This post was originally published on August 20, 2014.
There are precious few positive things to be said about addiction, but there may be one: it does illustrate the incredible flexibility of the human brain. Neuroscientists use the term “plasticity” to refer to the brain’s ability to adapt. Usually we think of adaptation as a good thing, but no matter how one chooses to define addiction, it’s Exhibit A for just how plastic our brains really are.
Layers: Not Just Your Vacation Wardrobe
Over the decades, our understanding of addiction has evolved. But paradoxically, the more we’ve learned about addiction, the less it seems we actually know. That’s because addiction is far more complex and individualized than we once believed. Both the outdated notion of addiction as a moral weakness and the more accepted idea that it’s a heritable disease are concepts anyone can wrap their head around. Yet although it would be helpful if we could pinpoint an addiction gene, the reality is that heredity is just part of the picture. Environmental factors (think childhood trauma) also play a key role. And then there’s the question of what exactly is happening in the addicted brain itself.
Some researchers have characterized addiction as a disorder of learning, or a hijacking of the brain’s reward system. But these definitions are just different ways of looking at the problem of plasticity. Our brains actually adapt—though not, of course, in any healthy sense—to the presence of addictive drugs. These adaptations make it harder to kick the habit.
In the words of George Koob, director of the National Institute on Alcohol Abuse and Alcoholism, “Drug abuse is not just feeling good about drugs. Your brain is changed when you misuse drugs. It is changed in ways that perpetuate the problem.”
Let’s Talk Science Stuff
So it’s not simply the fact that getting high sends a spike of dopamine through your brain, as scientists in the 1980s believed; it’s that your brain responds at a structural level by changing its concentration of dopamine receptors. As Koob explains, even a single hit of a drug can initiate “a whole series of plastic changes to those receptors, to the brain cells that connect with them.

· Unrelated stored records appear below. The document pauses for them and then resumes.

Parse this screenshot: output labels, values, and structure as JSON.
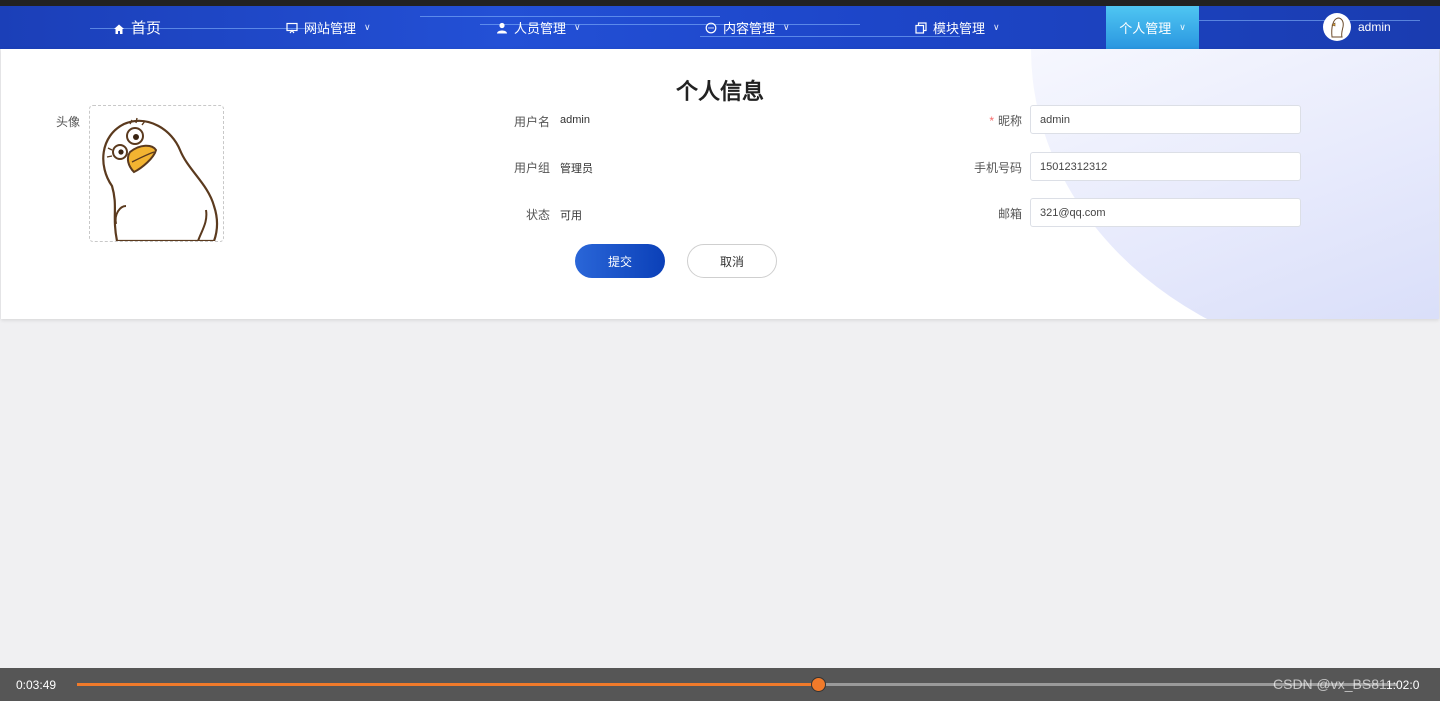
{
  "nav": {
    "items": [
      {
        "label": "首页",
        "icon": "home-icon"
      },
      {
        "label": "网站管理",
        "icon": "monitor-icon",
        "has_dropdown": true
      },
      {
        "label": "人员管理",
        "icon": "user-icon",
        "has_dropdown": true
      },
      {
        "label": "内容管理",
        "icon": "chat-icon",
        "has_dropdown": true
      },
      {
        "label": "模块管理",
        "icon": "copy-icon",
        "has_dropdown": true
      },
      {
        "label": "个人管理",
        "has_dropdown": true,
        "active": true
      }
    ],
    "user": {
      "name": "admin"
    }
  },
  "profile": {
    "title": "个人信息",
    "avatar_label": "头像",
    "fields": {
      "username": {
        "label": "用户名",
        "value": "admin"
      },
      "group": {
        "label": "用户组",
        "value": "管理员"
      },
      "status": {
        "label": "状态",
        "value": "可用"
      },
      "nickname": {
        "label": "昵称",
        "value": "admin",
        "required": true
      },
      "phone": {
        "label": "手机号码",
        "value": "15012312312"
      },
      "email": {
        "label": "邮箱",
        "value": "321@qq.com"
      }
    },
    "submit_label": "提交",
    "cancel_label": "取消"
  },
  "player": {
    "current_time": "0:03:49",
    "total_time": "1:02:0",
    "progress": 0.561,
    "watermark": "CSDN @vx_BS81"
  },
  "colors": {
    "nav": "#2350d6",
    "accent": "#f07a2a",
    "primary_button": "#1a4fc8"
  }
}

The more you do it, the more it becomes ingrained and permanent.”
Permanent changes to the brain are exactly what the old fried egg PSA warned us about. But some experts believe the brain’s endless plasticity has a flip side and these harmful adaptations can be reversed, creating new, alternative neuropathways to replace the destructive ones of addiction.
“Any behavioral disorder is exactly the same: It involves learning and plasticity,” says Paul Kenny, a neurobiologist at the Icahn School of Medicine at Mount Sinai. “The problem we have with addiction is that we still don’t understand what connections in the brain are doing.”
The Brain Game
Scientists have pinpointed some common patterns that addicts’ brains share, like decreased gray matter in parts of the brain that control learning and reward processes. Even in the absence of drugs, addicts’ brains also tend towards deficits in decision-making and emotional self-awareness. But Rita Goldstein, an addiction neuroimaging researcher at Mount Sinai, cautions that “it’s always the chicken-and-egg question: Are these deficits there before addiction developed or did they develop with addiction?”
While researchers may spend decades untangling the confounding web of genetics, environment and neurological factors underlying addiction, one thing is clear: addictive substances are mind-altering in the most literal sense.